Songs of Love and Death

Not content with championing Britain’s post-punk movement, Britain’s Factory Records now wants to make classical music attractive to pop-oriented listeners. The Factory Classical label presents a repertory of serious works old and new, vocal and instrumental, marketed like rock, with such populist touches as artsy photomontages on the covers. All this would pass as gimmickry except that at least a couple of Factory Classical’s first 10 releases happen to be terrific. A group called Red Byrd (singers John Potter and Richard Wistreich, with friends on guitar and keyboards) runs through a wide range of material on Songs of Love and Death — from baroque madrigals to an evocative song cycle by ex-Led Zeppelin bassist John Paul Jones — with exhilarating zest. The vocal group I Fagiolini (translation: the Stringbeans) sings Monteverdi with a vitality that forges links between Italy’s great baroque iconoclast and today’s adventurous ears.

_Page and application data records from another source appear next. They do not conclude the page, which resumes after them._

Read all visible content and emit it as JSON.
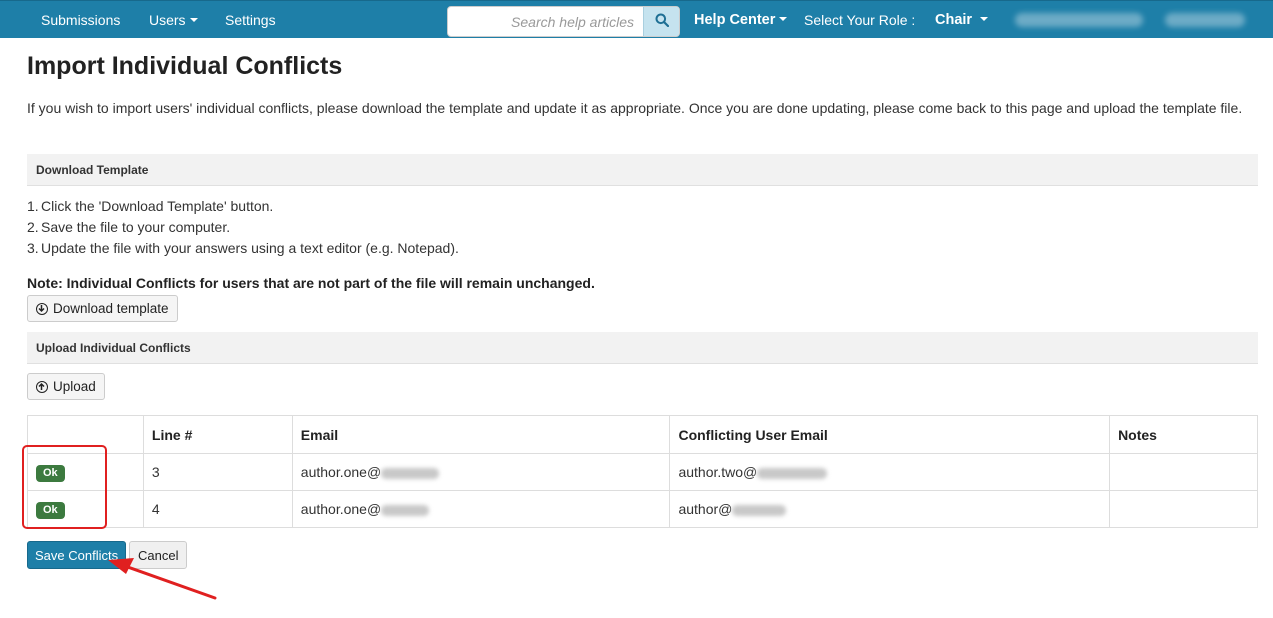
{
  "nav": {
    "submissions": "Submissions",
    "users": "Users",
    "settings": "Settings",
    "search_placeholder": "Search help articles",
    "help_center": "Help Center",
    "select_role_label": "Select Your Role :",
    "role": "Chair"
  },
  "page": {
    "title": "Import Individual Conflicts",
    "intro": "If you wish to import users' individual conflicts, please download the template and update it as appropriate. Once you are done updating, please come back to this page and upload the template file."
  },
  "download_section": {
    "header": "Download Template",
    "steps": [
      {
        "num": "1.",
        "text": "Click the 'Download Template' button."
      },
      {
        "num": "2.",
        "text": "Save the file to your computer."
      },
      {
        "num": "3.",
        "text": "Update the file with your answers using a text editor (e.g. Notepad)."
      }
    ],
    "note": "Note: Individual Conflicts for users that are not part of the file will remain unchanged.",
    "button": "Download template"
  },
  "upload_section": {
    "header": "Upload Individual Conflicts",
    "button": "Upload"
  },
  "table": {
    "columns": [
      "",
      "Line #",
      "Email",
      "Conflicting User Email",
      "Notes"
    ],
    "rows": [
      {
        "status": "Ok",
        "line": "3",
        "email": "author.one@",
        "conflicting_email": "author.two@",
        "notes": ""
      },
      {
        "status": "Ok",
        "line": "4",
        "email": "author.one@",
        "conflicting_email": "author@",
        "notes": ""
      }
    ]
  },
  "actions": {
    "save": "Save Conflicts",
    "cancel": "Cancel"
  },
  "colors": {
    "navbar": "#1e7fa8",
    "ok_badge": "#3c7a3f",
    "annotation": "#e02020"
  }
}
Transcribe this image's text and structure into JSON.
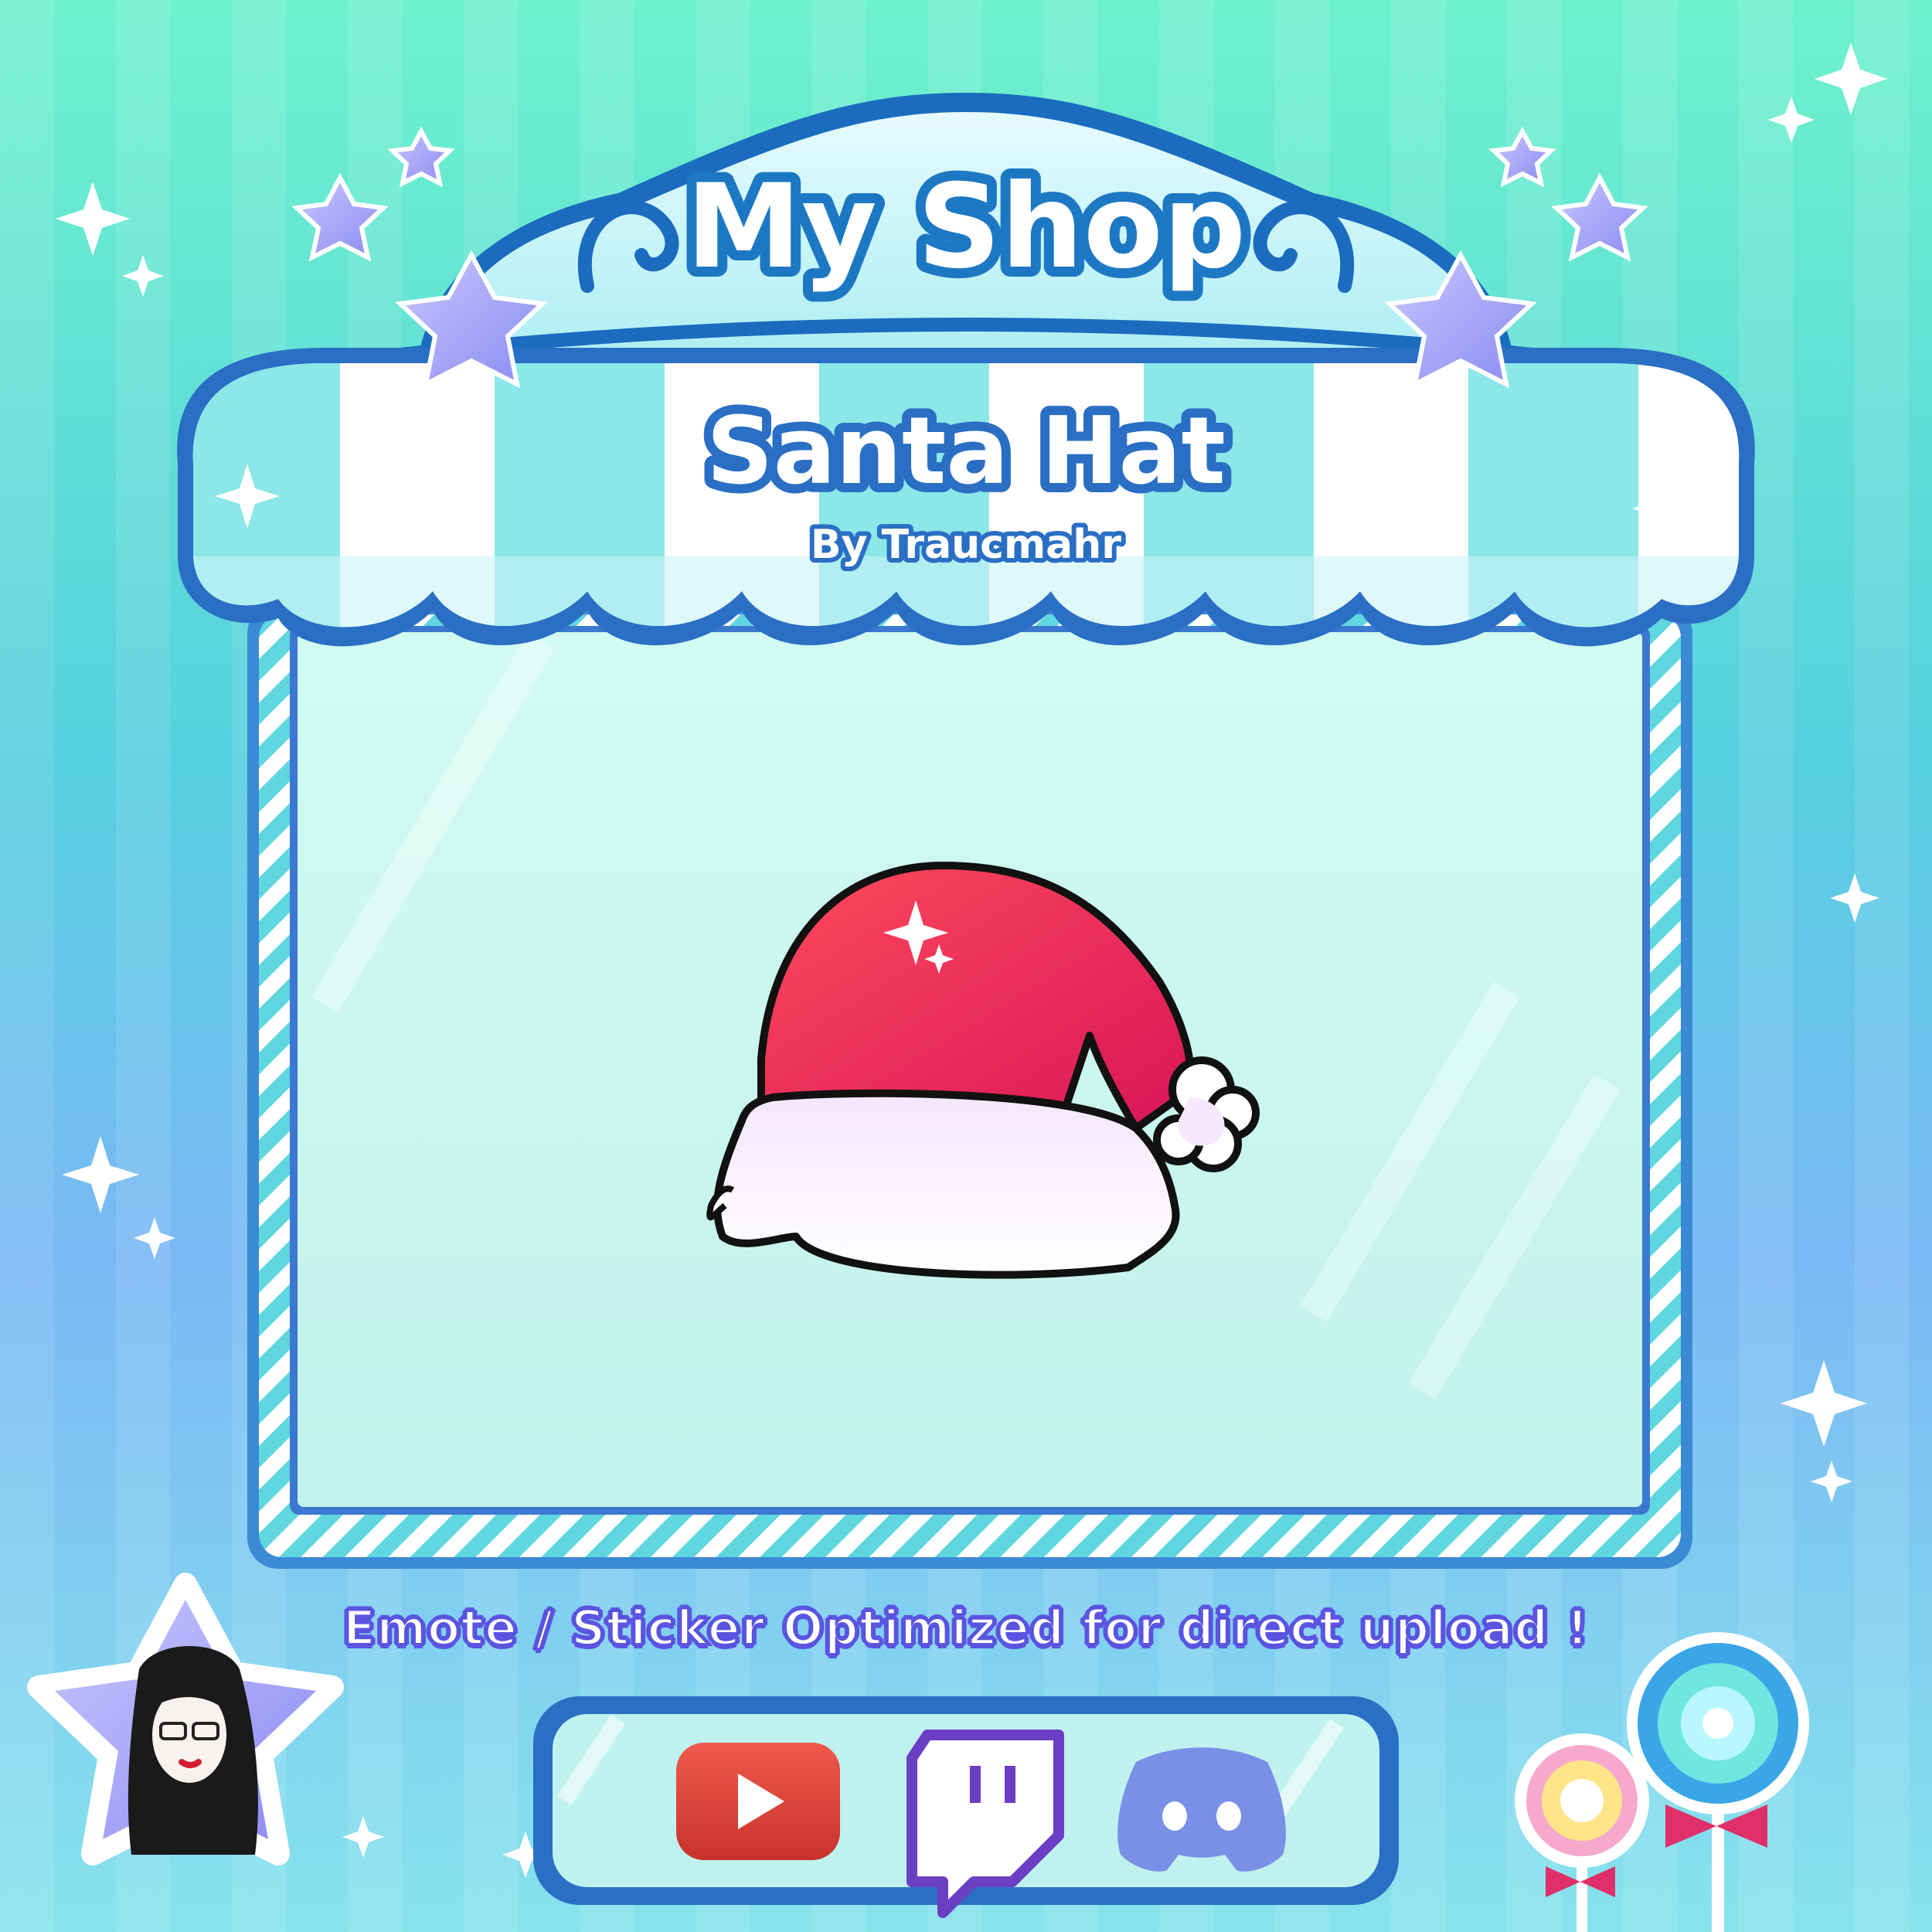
{
  "header": {
    "shop_title": "My Shop",
    "product_title": "Santa Hat",
    "author": "By Traucmahr"
  },
  "product": {
    "icon": "santa-hat-icon",
    "color": "#f0244a"
  },
  "footer": {
    "note": "Emote / Sticker Optimized for direct upload !"
  },
  "social_links": [
    {
      "icon": "youtube-icon",
      "color": "#e0443a"
    },
    {
      "icon": "twitch-icon",
      "color": "#6b3fc4"
    },
    {
      "icon": "discord-icon",
      "color": "#7a8fe6"
    }
  ],
  "colors": {
    "awning_blue": "#2a6fc4",
    "awning_aqua": "#7fe6e6",
    "panel": "#cdf7ee"
  }
}
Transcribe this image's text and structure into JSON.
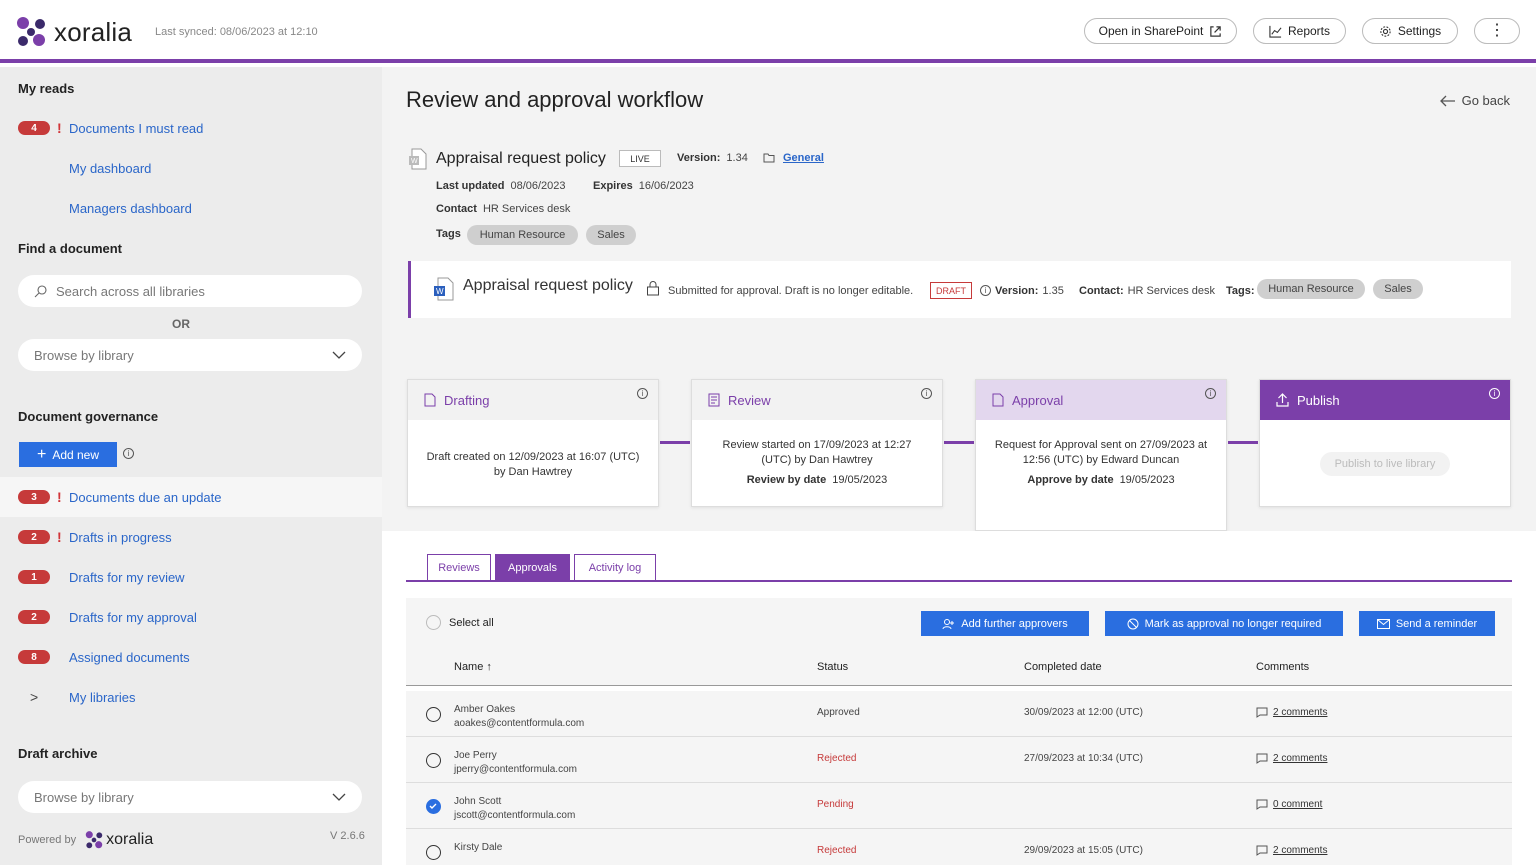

These two albums show a masterful planning of repertory, with performances to match, suggesting that when it comes to wooing audiences of any age, the best gimmick of all is quality. A

Songs of Love and Death
  • Music